Somehow, The Sopranos balanced its dark and incredibly real-seeming violence with typical suburban America experiences and even some lighthearted humor. Above all else, its characters were relatable and felt authentic (perhaps because several of the actors had real-life Mob ties).

Yes, Tony Soprano was a fearsome Mob boss, but he was also a doting family man who went to therapy to cope with panic attacks — a problem many of us can relate to. Those therapy sessions were central to The Sopranos‘ plot and according to Dr. Philip Ringstrom, Ph.D., Psy.D., they were “refreshingly credible.”

Tony Soprano’s therapy helped him with more than just managing his panic attacks. The show, unsurprisingly, frequently featured deaths and one early death was actually a member of the Soprano family. What was more than a little surprising, though, was how producers handled it. 

Losing Livia

A frequent topic during Tony’s therapy sessions was his mother, Livia. The widowed Mrs. Soprano was manipulative, ornery, and downright unkind, even on her best days.

You could say that she and Tony had an interesting relationship, and it took an even more interesting turn when Livia put a hit out on him after he put her in a nursing home. It’s no wonder that RollingStone named Livia Soprano No. 3 on its list of “40 Greatest TV Villains of All Time.”

Sadly, the actress who played Livia, Nancy Marchand, died shortly after Season 2 of The Sopranos finished production. According to Playbill, Marchand died on June 18, 2001, the day before her 72nd birthday, after battling lung cancer for several years.

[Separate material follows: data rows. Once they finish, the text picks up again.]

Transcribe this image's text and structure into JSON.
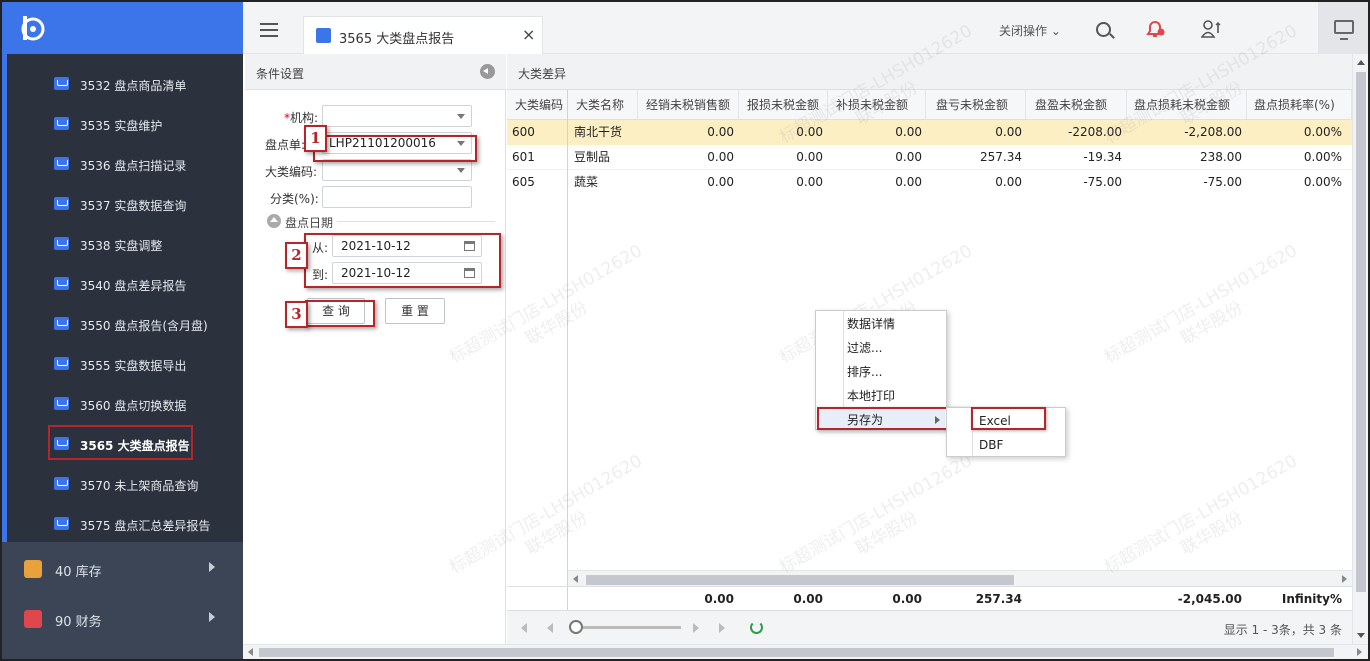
{
  "sidebar": {
    "items": [
      {
        "label": "3532 盘点商品清单"
      },
      {
        "label": "3535 实盘维护"
      },
      {
        "label": "3536 盘点扫描记录"
      },
      {
        "label": "3537 实盘数据查询"
      },
      {
        "label": "3538 实盘调整"
      },
      {
        "label": "3540 盘点差异报告"
      },
      {
        "label": "3550 盘点报告(含月盘)"
      },
      {
        "label": "3555 实盘数据导出"
      },
      {
        "label": "3560 盘点切换数据"
      },
      {
        "label": "3565 大类盘点报告"
      },
      {
        "label": "3570 未上架商品查询"
      },
      {
        "label": "3575 盘点汇总差异报告"
      }
    ],
    "groups": [
      {
        "label": "40 库存",
        "icon": "warehouse-icon",
        "color": "#e9a23b"
      },
      {
        "label": "90 财务",
        "icon": "finance-icon",
        "color": "#e0474c"
      }
    ]
  },
  "topbar": {
    "tab_title": "3565 大类盘点报告",
    "tab_close": "×",
    "close_ops": "关闭操作 ⌄"
  },
  "filter": {
    "title": "条件设置",
    "org_label": "机构:",
    "org_required": "*",
    "org_value": "",
    "sheet_label": "盘点单:",
    "sheet_value": "LHP21101200016",
    "category_label": "大类编码:",
    "category_value": "",
    "class_label": "分类(%):",
    "class_value": "",
    "date_section": "盘点日期",
    "from_label": "从:",
    "from_value": "2021-10-12",
    "to_label": "到:",
    "to_value": "2021-10-12",
    "query_btn": "查 询",
    "reset_btn": "重 置"
  },
  "callouts": [
    "1",
    "2",
    "3"
  ],
  "report": {
    "title": "大类差异",
    "columns": [
      "大类编码",
      "大类名称",
      "经销未税销售额",
      "报损未税金额",
      "补损未税金额",
      "盘亏未税金额",
      "盘盈未税金额",
      "盘点损耗未税金额",
      "盘点损耗率(%)"
    ],
    "rows": [
      [
        "600",
        "南北干货",
        "0.00",
        "0.00",
        "0.00",
        "0.00",
        "-2208.00",
        "-2,208.00",
        "0.00%"
      ],
      [
        "601",
        "豆制品",
        "0.00",
        "0.00",
        "0.00",
        "257.34",
        "-19.34",
        "238.00",
        "0.00%"
      ],
      [
        "605",
        "蔬菜",
        "0.00",
        "0.00",
        "0.00",
        "0.00",
        "-75.00",
        "-75.00",
        "0.00%"
      ]
    ],
    "totals": [
      "0.00",
      "0.00",
      "0.00",
      "257.34",
      "",
      "-2,045.00",
      "Infinity%"
    ],
    "pager_info": "显示 1 - 3条，共 3 条"
  },
  "context_menu": {
    "items": [
      "数据详情",
      "过滤...",
      "排序...",
      "本地打印",
      "另存为"
    ],
    "submenu": [
      "Excel",
      "DBF"
    ]
  },
  "watermark": {
    "line1": "标超测试门店-LHSH012620",
    "line2": "联华股份"
  },
  "colors": {
    "accent": "#3c74ea",
    "sidebar_bg": "#3b4555",
    "callout_red": "#b5262b",
    "selected_row": "#fdefc4"
  }
}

In the Season 2 finale, Tony visited Livia, despite the fact that he had all but disowned her. Ultimately, Tony demanded that his mother leave the country and he provided her with stolen first-class airline tickets. Livia heeded Tony’s advice and attempted to use the tickets, but was detained by security at the Newark Airport. Shortly afterward, Tony is arrested by the FBI.

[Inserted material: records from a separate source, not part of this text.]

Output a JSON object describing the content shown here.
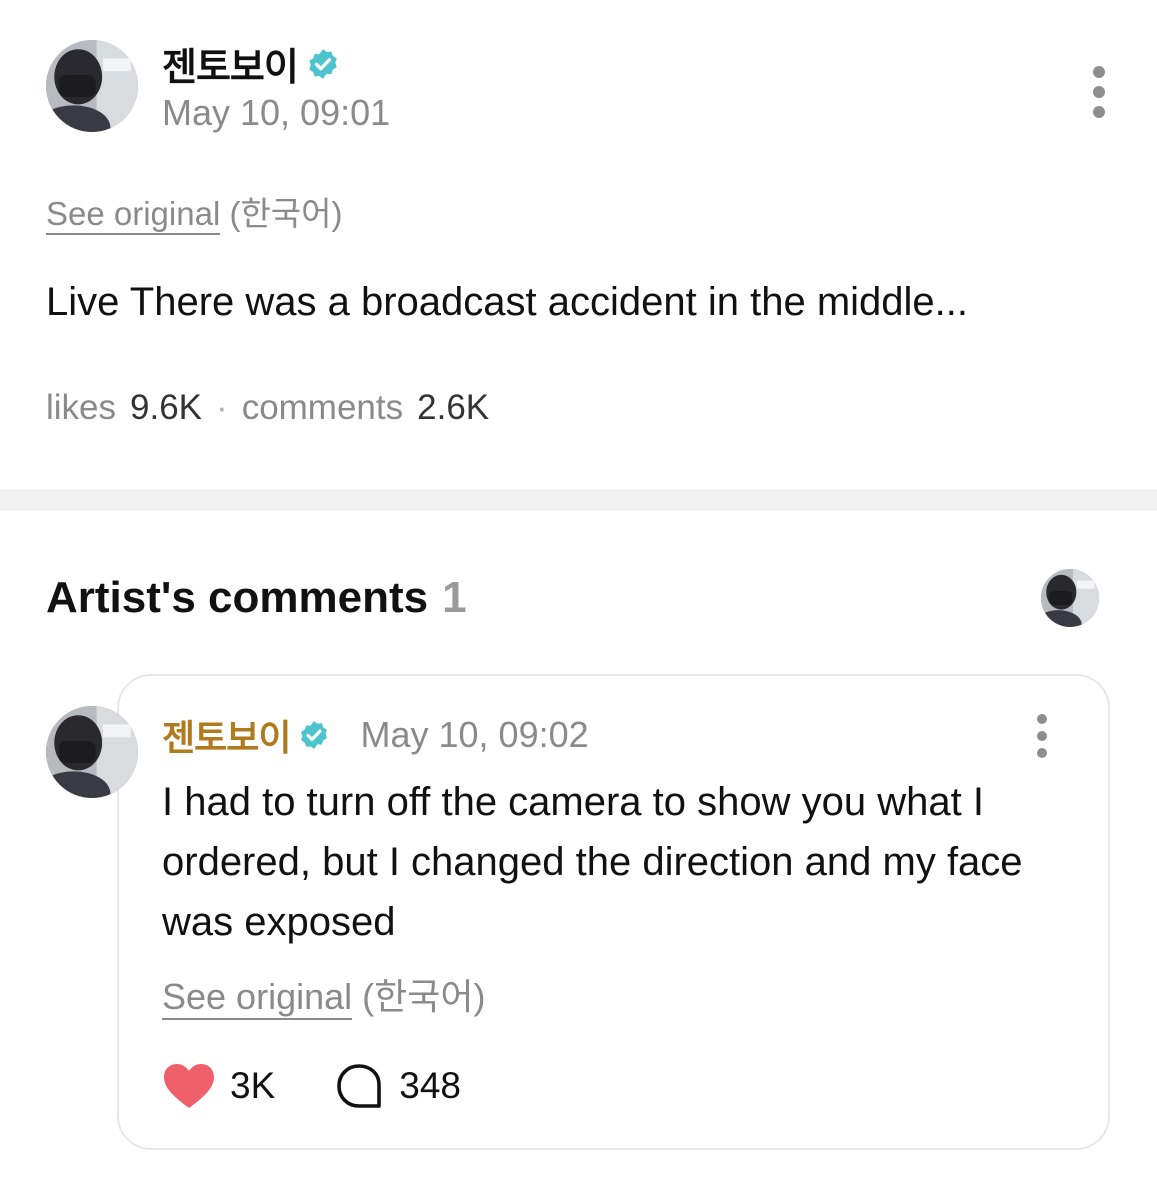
{
  "post": {
    "author": "젠토보이",
    "time": "May 10, 09:01",
    "see_original": "See original",
    "language": "(한국어)",
    "body": "Live There was a broadcast accident in the middle...",
    "likes_label": "likes",
    "likes_count": "9.6K",
    "separator": "·",
    "comments_label": "comments",
    "comments_count": "2.6K"
  },
  "artist_comments": {
    "title": "Artist's comments",
    "count": "1"
  },
  "comment": {
    "author": "젠토보이",
    "time": "May 10, 09:02",
    "text": "I had to turn off the camera to show you what I ordered, but I changed the direction and my face was exposed",
    "see_original": "See original",
    "language": "(한국어)",
    "like_count": "3K",
    "reply_count": "348"
  },
  "icons": {
    "verified": "verified-badge-icon",
    "more": "more-vertical-icon",
    "like": "heart-icon",
    "reply": "speech-bubble-icon"
  },
  "colors": {
    "verified": "#4dc3ce",
    "comment_author": "#b07a1e",
    "heart": "#f0606a",
    "muted_text": "#8a8a8a"
  }
}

According to The Sopranos wiki on Fandom, show producers planned to have Livia testify against Tony in court about the stolen tickets in Season 3. However, Marchand died before Season 3 filming began, so that storyline couldn’t be used. 

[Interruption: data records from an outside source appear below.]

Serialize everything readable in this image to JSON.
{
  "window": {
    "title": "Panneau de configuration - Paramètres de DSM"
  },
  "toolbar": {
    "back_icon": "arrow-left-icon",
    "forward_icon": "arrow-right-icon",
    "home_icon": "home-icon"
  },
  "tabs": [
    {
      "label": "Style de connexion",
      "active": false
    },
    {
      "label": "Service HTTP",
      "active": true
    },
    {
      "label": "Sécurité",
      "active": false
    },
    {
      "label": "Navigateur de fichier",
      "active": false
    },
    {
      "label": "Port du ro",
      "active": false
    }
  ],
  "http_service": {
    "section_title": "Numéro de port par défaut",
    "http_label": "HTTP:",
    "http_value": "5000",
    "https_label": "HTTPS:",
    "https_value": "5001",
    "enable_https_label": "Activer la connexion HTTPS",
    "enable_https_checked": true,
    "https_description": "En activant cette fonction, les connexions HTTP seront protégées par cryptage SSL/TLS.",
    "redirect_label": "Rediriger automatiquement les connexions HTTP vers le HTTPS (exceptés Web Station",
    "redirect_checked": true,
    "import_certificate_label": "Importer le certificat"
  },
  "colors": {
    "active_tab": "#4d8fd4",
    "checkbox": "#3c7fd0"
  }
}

They did…what?

Producers obviously had to acknowledge Marchand’s death, but the way they went about it left many — if not most — fans scratching their heads. As ScreenRant explained: “It would have made sense to establish that Livia had passed away in her sleep, during the gap between Season 2 and 3. Instead, they CGI’d her head onto the body of another actress, for an unusual scene where she reacts to Tony’s statements in a nonsensical way.”

For anyone unfamiliar with the term, CGI stands for computer-generated imagery, and it’s a common but polarizing special effect used primarily in action movies. In the case of Livia Soprano, producers brought her back for just a few brief scenes in the Season 3 premiere by superimposing her head onto another actor’s body and using audio from previously-filmed outtakes.

Later in the episode, it is revealed that Livia died in her sleep, which, according to ScreenRant, “is what they should have said to begin with.”